Head Coach Mike O’Shea? I’ve made my point on Mike in previous blogs. He is the best Head Coach I’ve ever worked with, without question. I thought Pinball Clemons put it very well in the Argos’ video tribute last season: “He made me better as an opponent. He made me better as a teammate. And he made me better as a person. One of my favourite people on the planet, without question.”

The guy has passion for the game and our league like nobody I’ve ever known. His compete level, desire to win, and love for the sport is apparent within minutes of meeting him. For example; Friday, August 14, 2015 – our first game following some major injuries to Drew Willy, Darvin Adams and Paris Cotton. Mike walked into the locker room five minutes before team introductions. He called everyone together, and with the fallen guys standing in the circle, addressed each one of their replacements. And with his eyes starting to well-up he said; “this is why, before I had a *** Swiss ball (he sits on a Swiss ball in his office instead of a chair) and a computer, and I had one of those (points to a locker) and a roll of tape, these were my favourite games. It’s your *** chance to honour your teammates. You get to look around and do it for those guys (pointing to Paris, Drew, and Darvin),” his voice now shaky. “These are the best games to play for.”

Winnipeg Blue Bombers head coach Mike O'Shea before the Banjo Bowl game against the Saskatchewan Roughriders at Investors Group Field in Winnipeg, MB. Saturday, September 12, 2015. (PHOTO: JOHANY JUTRAS)

I could write for days of examples like this one, and I will in time, but all this to say that our football team is in great hands with Mike O’Shea as our Head Coach, and I’m excited to see what 2016 brings for him.
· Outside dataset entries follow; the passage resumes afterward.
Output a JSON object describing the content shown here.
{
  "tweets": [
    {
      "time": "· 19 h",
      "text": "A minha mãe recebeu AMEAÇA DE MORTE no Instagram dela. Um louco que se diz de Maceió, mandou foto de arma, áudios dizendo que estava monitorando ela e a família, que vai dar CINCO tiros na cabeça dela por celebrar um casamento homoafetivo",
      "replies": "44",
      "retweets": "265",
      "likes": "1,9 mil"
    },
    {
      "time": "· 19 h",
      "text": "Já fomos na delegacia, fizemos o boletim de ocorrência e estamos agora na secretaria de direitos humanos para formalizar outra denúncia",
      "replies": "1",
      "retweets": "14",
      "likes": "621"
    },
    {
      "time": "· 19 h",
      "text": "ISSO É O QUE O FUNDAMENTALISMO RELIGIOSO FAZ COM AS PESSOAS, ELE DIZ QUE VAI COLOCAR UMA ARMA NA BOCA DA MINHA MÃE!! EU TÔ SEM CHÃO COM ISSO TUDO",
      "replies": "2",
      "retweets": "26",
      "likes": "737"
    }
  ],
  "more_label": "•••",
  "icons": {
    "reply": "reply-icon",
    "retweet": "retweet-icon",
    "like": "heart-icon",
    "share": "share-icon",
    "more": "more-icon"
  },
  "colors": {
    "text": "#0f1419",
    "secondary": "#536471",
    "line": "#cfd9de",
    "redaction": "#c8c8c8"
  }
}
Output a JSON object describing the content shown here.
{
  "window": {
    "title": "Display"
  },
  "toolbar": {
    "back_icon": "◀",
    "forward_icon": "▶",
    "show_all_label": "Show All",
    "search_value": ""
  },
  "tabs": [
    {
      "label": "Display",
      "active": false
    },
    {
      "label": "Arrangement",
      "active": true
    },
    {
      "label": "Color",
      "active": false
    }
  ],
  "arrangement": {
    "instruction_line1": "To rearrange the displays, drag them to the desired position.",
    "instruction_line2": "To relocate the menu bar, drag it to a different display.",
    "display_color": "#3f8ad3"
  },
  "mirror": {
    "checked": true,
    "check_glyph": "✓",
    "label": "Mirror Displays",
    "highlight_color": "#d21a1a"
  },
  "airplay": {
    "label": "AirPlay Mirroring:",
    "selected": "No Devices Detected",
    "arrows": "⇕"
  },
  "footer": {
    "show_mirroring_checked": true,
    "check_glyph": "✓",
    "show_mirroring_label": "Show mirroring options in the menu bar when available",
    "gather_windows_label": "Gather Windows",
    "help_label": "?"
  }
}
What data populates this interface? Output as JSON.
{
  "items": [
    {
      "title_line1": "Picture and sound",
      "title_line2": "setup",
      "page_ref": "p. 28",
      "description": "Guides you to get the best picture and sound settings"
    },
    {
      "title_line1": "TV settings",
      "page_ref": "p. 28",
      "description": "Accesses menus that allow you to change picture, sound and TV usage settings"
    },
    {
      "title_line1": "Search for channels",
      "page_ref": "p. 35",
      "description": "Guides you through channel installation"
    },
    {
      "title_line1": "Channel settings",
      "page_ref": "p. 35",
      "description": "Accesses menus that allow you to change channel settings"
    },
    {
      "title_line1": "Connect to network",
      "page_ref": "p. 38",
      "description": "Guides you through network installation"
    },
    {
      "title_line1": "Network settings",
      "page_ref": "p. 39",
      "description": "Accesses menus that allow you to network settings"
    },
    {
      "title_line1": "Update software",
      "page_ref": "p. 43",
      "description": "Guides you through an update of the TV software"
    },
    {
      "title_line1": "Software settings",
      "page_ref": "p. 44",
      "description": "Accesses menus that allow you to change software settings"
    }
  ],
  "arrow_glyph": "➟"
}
He deserves the success that will come.

With injuries and roster turnover to get the team where it needs to be, the club had 80 different players take the field for at least one game last season, the third-highest total in CFL history.

“We knew all along that this was going to take time,” Kyle told me recently when I broached the topic. “Of course the Canadian depth end of things was without question going to take time, but developing the respect to garner interest from players and developing our way of doing things here was going to take time. I think we have finally turned that corner.”

It’s true. During free agency in 2014, we sent out offer after offer, only to, for the most part, get a ‘thank you, but no thank you’ reply back. Last season was a bit better. And this season our offers, which were really no different than any other club’s financially, were accepted. One after the other, everything fell into place. Everyone talks about how we were so aggressive in 2016, but the reality is that the past few years have been quite similar in our approach, the only difference is that now players want to play here.

With February just about behind us, we look ahead to the Combine, and then mini-camp in April. This year, we won’t be hosting it in Florida but rather here in Winnipeg, so we encourage fans to attend. We’ll get more information out in the coming weeks.